Jack studied for an MSci in Geoscience at Durham University from 2005-2009. This was followed by a PhD studying the development of a particle tracking model for chemical reactions and sorption behaviour and application of particle tracking methods to the simulation of soils contaminated with heavy metals in the School of Engineering and Computing Sciences, Durham University.
Jack joined the Geoenvironmental Research Centre at Cardiff University in 2014. His research interests are the effects of small scale heterogeneity on the behaviour of chemical transport and reactions in porous media and bacteria; numerical modelling of soil carbon behaviour and storage; and numerical modelling techniques including particle tracking methods and agent based modelling.
Alejandro holds a First Class MSc degree in Industrial Engineering and a BEng degree in Mechanical Engineering from University of Malaga (Spain). In 2007 he joined a technical office to work as a designer of hydraulic, water heating and electricity installations. After finishing his Master Degree in 2011 he worked in an energy company as a Design Engineer, later on he was awarded a grant by the Spanish Ministry of Education to work in a Spanish company with operations in India where he was part of the operations team. In 2014, Alejandro joined Geoenvironmental Research Centre’s (GRC) as a Research Assistant after 9 month visiting period as an external member of the research group based in University of Malaga “Operations and Sustainability”. Currently he works in WP9 Smart Thermal Energy Grid of the FLEXIS project.

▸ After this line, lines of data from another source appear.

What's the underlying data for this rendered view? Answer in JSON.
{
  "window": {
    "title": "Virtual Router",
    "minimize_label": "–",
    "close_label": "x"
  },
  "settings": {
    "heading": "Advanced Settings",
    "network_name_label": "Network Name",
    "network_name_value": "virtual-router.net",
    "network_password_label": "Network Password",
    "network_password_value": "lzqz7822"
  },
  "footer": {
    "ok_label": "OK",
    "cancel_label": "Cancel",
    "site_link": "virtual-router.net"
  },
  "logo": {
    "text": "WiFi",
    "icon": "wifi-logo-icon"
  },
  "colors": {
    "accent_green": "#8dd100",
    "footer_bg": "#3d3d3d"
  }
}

Dr Min Chen
PhD student, supervised by Prof H R Thomas and Dr L Hosking. His research interest involves coupled thermal, hydraulic, chemical and mechanical (THCM) behaviour of porous media in response to carbon dioxide sequestration in coal and soil. Developing a theoretical and computational modelling for high pressure gases transport in porous media is leading part of his doctoral research at the GRC.
Education 2016- : PhD Geoenvironmental Engineering, Cardiff, UK.
2014-2016: MS Mining Science, China University of Mining and Technology, China.
2010-2014: BS Mining Science, Taiyuan University of Technology, China.